It is clear from the record that Boston Boat completely removed the incident area from the Island Adventure. The preservation of the incident area was vital in proving Mr. J.G.’s theory of liability. It is Mr. J.G.’s position that Boston Boat acted in bad faith and destroyed the evidence intentionally. His position is supported by the fact that litigation had commenced over a year prior to the spoliation as well as the fact that Boston Boat had notice of Mr. J.G.’s intent to inspect the vessel. Furthermore, through their own inspection, Boston Boat’s Counsel knew of the renovations and did absolutely nothing to cure the spoliation. Mr. J.G.’s ability to prove his case has been severely inhibited and the only remedy to cure this prejudice is this Honorable Court’s sanctioning power.
WHEREFORE, Plaintiff respectfully requests that this Honorable Court enter an Order Granting Plaintiff’s Motion for Sanctions for Spoliation of Evidence; enter an order awarding Attorney’s fees and costs, and any other relief this Court deems reasonable and necessary.
CERTIFICATE OF SERVICE
I hereby certify that on this 9th day of June 2015, I electronically filed the foregoing document with the Clerk of the Court using CM/ECF. I also certify that the foregoing document is being served this day on all counsel of record or pro se parties identified on the attached Service List in the manner specified, either via transmission of Notices of Electronic Filing generated by CM/ECF or in some other authorized manner for those counsel or parties who are not authorized to receive electronically Notices of Electronic Filing.

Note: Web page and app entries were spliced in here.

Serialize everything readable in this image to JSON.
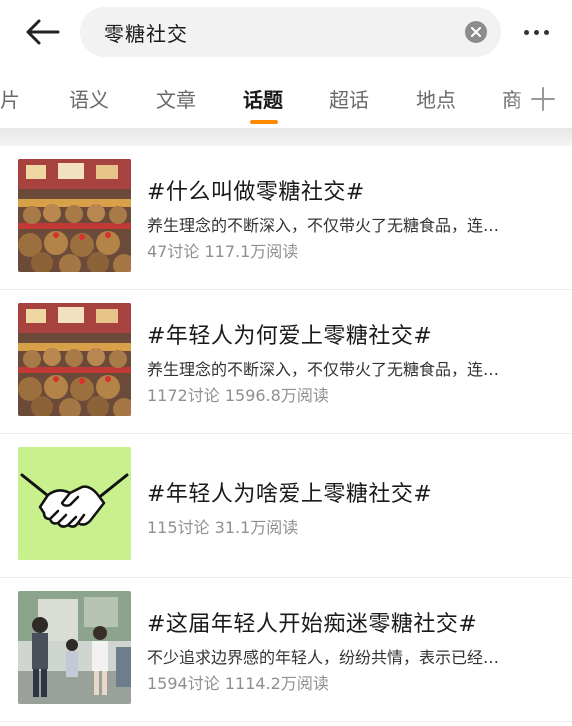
{
  "search": {
    "query": "零糖社交"
  },
  "icons": {
    "back": "arrow-left-icon",
    "clear": "clear-x-icon",
    "more": "more-dots-icon",
    "add": "plus-icon"
  },
  "colors": {
    "accent": "#ff8a00",
    "thumb_green": "#c8f08c"
  },
  "tabs": [
    {
      "label": "图片"
    },
    {
      "label": "语义"
    },
    {
      "label": "文章"
    },
    {
      "label": "话题",
      "active": true
    },
    {
      "label": "超话"
    },
    {
      "label": "地点"
    },
    {
      "label": "商"
    }
  ],
  "topics": [
    {
      "title": "#什么叫做零糖社交#",
      "desc": "养生理念的不断深入，不仅带火了无糖食品，连…",
      "discussions": "47讨论",
      "reads": "117.1万阅读"
    },
    {
      "title": "#年轻人为何爱上零糖社交#",
      "desc": "养生理念的不断深入，不仅带火了无糖食品，连…",
      "discussions": "1172讨论",
      "reads": "1596.8万阅读"
    },
    {
      "title": "#年轻人为啥爱上零糖社交#",
      "desc": "",
      "discussions": "115讨论",
      "reads": "31.1万阅读"
    },
    {
      "title": "#这届年轻人开始痴迷零糖社交#",
      "desc": "不少追求边界感的年轻人，纷纷共情，表示已经…",
      "discussions": "1594讨论",
      "reads": "1114.2万阅读"
    }
  ]
}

ALSINA & WINKLEMAN, P.A.
Attorneys for Plaintiff
One Biscayne Tower, Suite 1776
2 South Biscayne Boulevard
Miami, Florida 33131

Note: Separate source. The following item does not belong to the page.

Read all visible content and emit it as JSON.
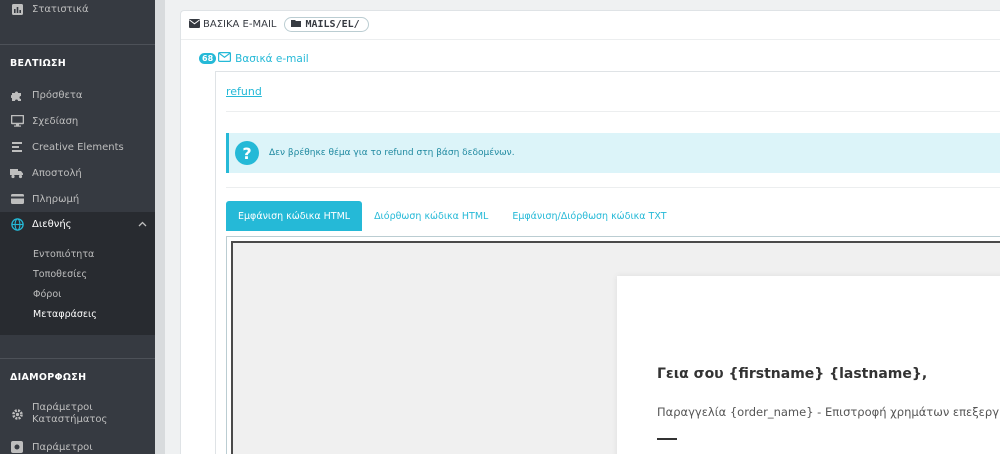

Telephone: (305) 373-3016
Facsimile: (305) 373-6204
By: /s/ Michael A. Winkleman
MICHAEL A. WINKLEMAN
Florida Bar No. 36719
PETER J. RIDGE
Florida Bar No. 114263
 Fla. R. Civ. P. 1.380 is derived from Fed. R. Civ. P. 37. See R. 1.380, Committee Notes, 1972 Amendment.